430. Political Sociology. 3 hrs. A study of politics as a social institution, its relationship with other institutions and its place in a changing society

444. Juvenile Delinquency. 3 hrs. A study of the causes and nature of juvenile delinquency, the development of the juvenile court, probation and other rehabilitative programs

450. Social Psychology. 3 hrs. A study of how the thoughts and behaviors of individuals are influenced by the actual or implied presence of others

460. Quantitative Methods. 3 hrs. A survey of quantitative research techniques, focusing on descriptive and inferential statistics and computer applications

461. Population. 3 hrs. An introduction to demography, analyzing significant changes in population composition

462. Methods of Social Research. 3 hrs. Prerequisite: ENG 101 and ENG 102. A study of the production and interpretation of social research, with an emphasis on the relationship of theory and method, offered in fall.

464. Qualitative Research Methods. 3 hrs. An introduction to qualitative research methods in sociology through hands-on involvement in research. May be repeated up to nine hours

471. Social Institutions. 3 hrs. A study of selected American social institutions, focusing on class and power structures, the rise of post-industrial society, religious and moral divisions, and democratic individualism

475. Social Inequality. 3 hrs. An examination of research and theory in social differentiation, class, status, power, and mobility; analysis of inequality and the effects of socioeconomic status on behavior and social organization

482. Sociological Theory. 3 hrs. A study of classical and contemporary social theory, focusing on selected theorists (e.g., Weber, Durkheim, Marx, Merton, and Goffman) and selected topics, including anomie and alienation, the rise of capitalism, theories of crime and concepts of self, offered in fall.

489. Caribbean Studies. 3 hrs. Variable content. Lecture series and study in the Caribbean under the auspices of International Programs

492. Special Problems. 1-3 hrs. To be used to pursue specialized interests for which courses are not offered. Must be approved by the department chair (Students undertaking a Seniors Honor Project will enroll in SOC 492H.)

499. British Studies. 3-6 hrs. Variable content. Lecture series and research offered abroad under the auspices of International Programs

 


EXPLANATION

The semester credit hours are listed after the title of each course.
Example:

100. Introduction to the Arts. 3 hrs.
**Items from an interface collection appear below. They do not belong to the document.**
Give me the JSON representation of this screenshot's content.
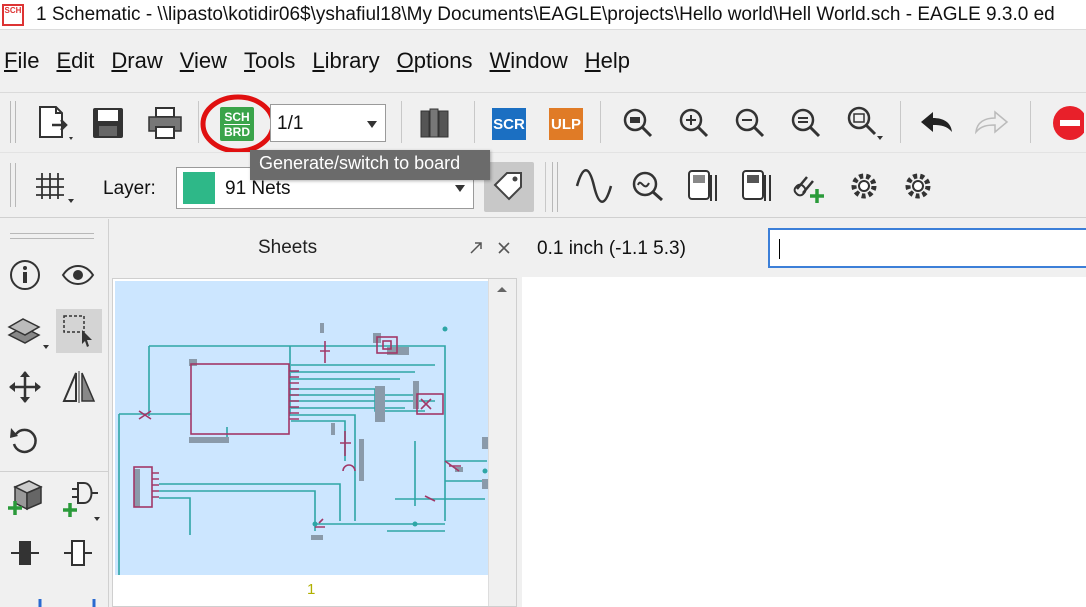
{
  "window": {
    "title": "1 Schematic - \\\\lipasto\\kotidir06$\\yshafiul18\\My Documents\\EAGLE\\projects\\Hello world\\Hell World.sch - EAGLE 9.3.0 ed",
    "app_icon_text": "SCH"
  },
  "menu": {
    "items": [
      {
        "u": "F",
        "rest": "ile"
      },
      {
        "u": "E",
        "rest": "dit"
      },
      {
        "u": "D",
        "rest": "raw"
      },
      {
        "u": "V",
        "rest": "iew"
      },
      {
        "u": "T",
        "rest": "ools"
      },
      {
        "u": "L",
        "rest": "ibrary"
      },
      {
        "u": "O",
        "rest": "ptions"
      },
      {
        "u": "W",
        "rest": "indow"
      },
      {
        "u": "H",
        "rest": "elp"
      }
    ]
  },
  "toolbar": {
    "sheet_select": "1/1",
    "scr_label": "SCR",
    "ulp_label": "ULP",
    "sch_label": "SCH",
    "brd_label": "BRD",
    "layer_label": "Layer:",
    "layer_value": "91 Nets",
    "layer_color": "#2eb888",
    "tooltip": "Generate/switch to board",
    "highlight_color": "#e01010"
  },
  "sheets": {
    "title": "Sheets",
    "page_number": "1"
  },
  "command": {
    "coords": "0.1 inch (-1.1 5.3)",
    "input_value": ""
  }
}
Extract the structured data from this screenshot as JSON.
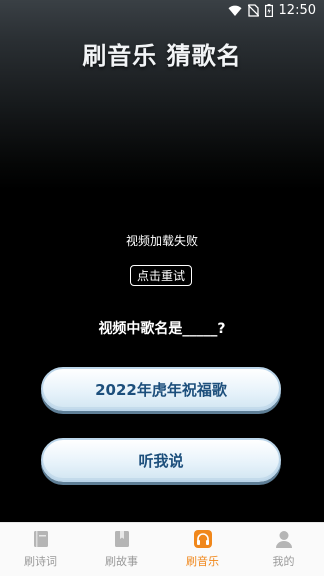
{
  "status_bar": {
    "time": "12:50"
  },
  "app": {
    "title": "刷音乐 猜歌名"
  },
  "video": {
    "error_text": "视频加载失败",
    "retry_label": "点击重试"
  },
  "quiz": {
    "question": "视频中歌名是_____?",
    "options": [
      {
        "label": "2022年虎年祝福歌"
      },
      {
        "label": "听我说"
      }
    ]
  },
  "tabbar": {
    "active_tab": "刷音乐",
    "tabs": [
      {
        "label": "刷诗词",
        "icon": "book-icon"
      },
      {
        "label": "刷故事",
        "icon": "bookmark-icon"
      },
      {
        "label": "刷音乐",
        "icon": "headphones-icon"
      },
      {
        "label": "我的",
        "icon": "person-icon"
      }
    ]
  },
  "colors": {
    "active_tab": "#f0871b",
    "inactive_tab": "#9a9a9a",
    "option_text": "#1d4f7c",
    "option_bg": "#e6f2fa"
  }
}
A team-taught investigation of the music, visual and theatrical arts designed for students who are not otherwise academically involved with these arts (CC 1233)

Southern Miss courses for which there are acceptable junior/community college courses are marked as (CC ____). It should be noted that there is a variance in course sequence between the junior/community colleges and Southern Miss. In addition, courses with the same junior/community college numbers vary from college to college. An adviser should be consulted before course scheduling.

The plus (+) sign in front of a course indicates that a special fee is charged for that course. (All labs are subject to a usage fee.)